After defining worship according to Dr. Witvliet’s perspective, Greg then goes on to analyze the phrase, “Praise & Worship.” He identifies this phrase as a misnomer, and rightly so. However, we don’t see this phrase as a misnomer for the same reasons. Greg characterizes worship as an “umbrella term” that incorporates “praise, lament, confession,” and many other “acts of worship.” He argues that the joining of the words, “Praise & Worship” makes no more sense than joining “lament and worship” or “armadillos and animals.” When it is all said and done, Greg then concedes to the pop evangelical norm by stating that he will use this term as is throughout the remainder of his book.
I have studied the Biblical definitions of both Praise and Worship and my research has led me to the opposite conclusion that Greg has arrived at. I contend that Praise is actually the umbrella term that encompasses seven different activities and worship would not even be one of those activities. This is because worship is not an activity, but a posture and attitude. Greg’s “armadillos and animals” analogy is a misapplied analogy. Here is how I would analogize Praise and Worship using Greg’s analogy.

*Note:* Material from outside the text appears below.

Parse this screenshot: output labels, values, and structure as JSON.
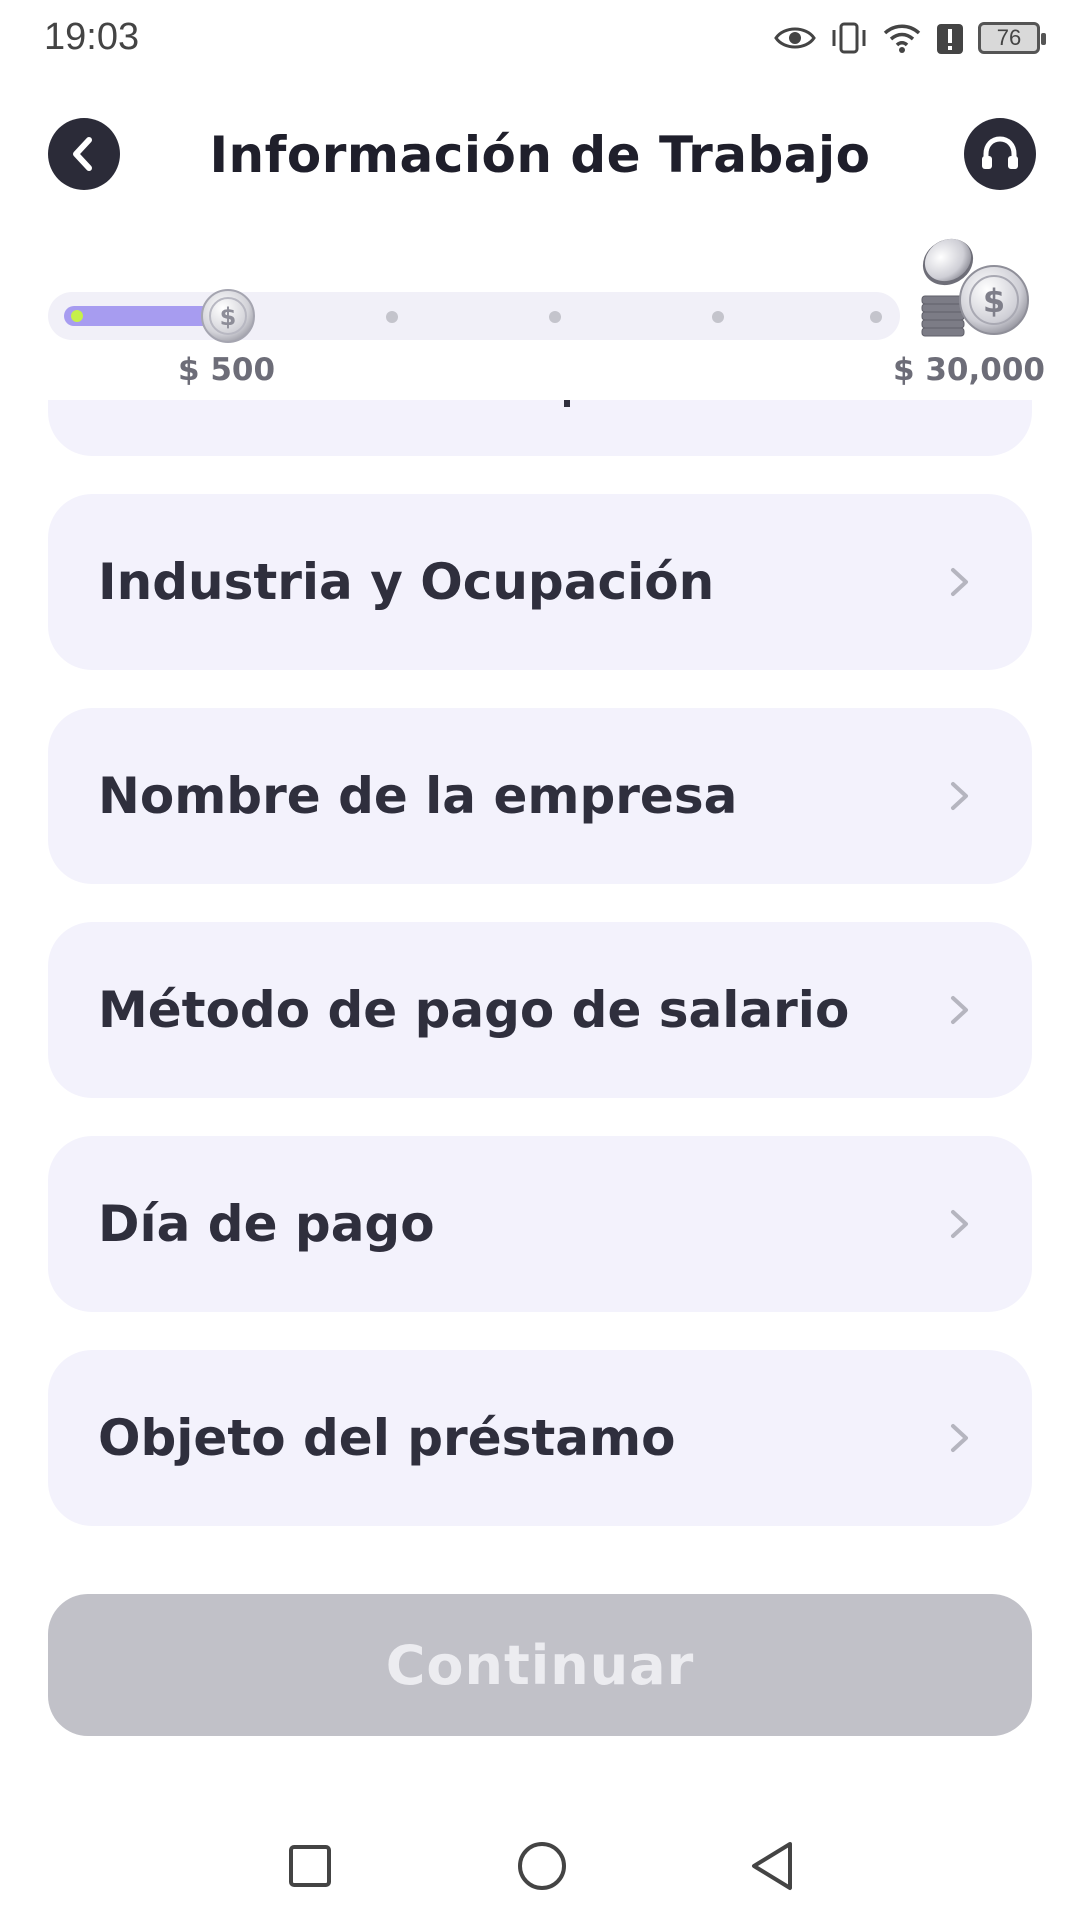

Praise is to animals, and of the various types of praise would be analogous to the several categories of animals, such as mammals, reptiles, birds, fish insects and etc. Worship does not fit within animal kingdom analogy. So, if praise is analogous to animals, then worship would analogous to plants.
Overall, I think Greg’s book is very good. Once you can get past the semantics of worship and his oversights in covering the drums and percussion, his book would be very useful for those who want to be involved in praise ministry in any capacity.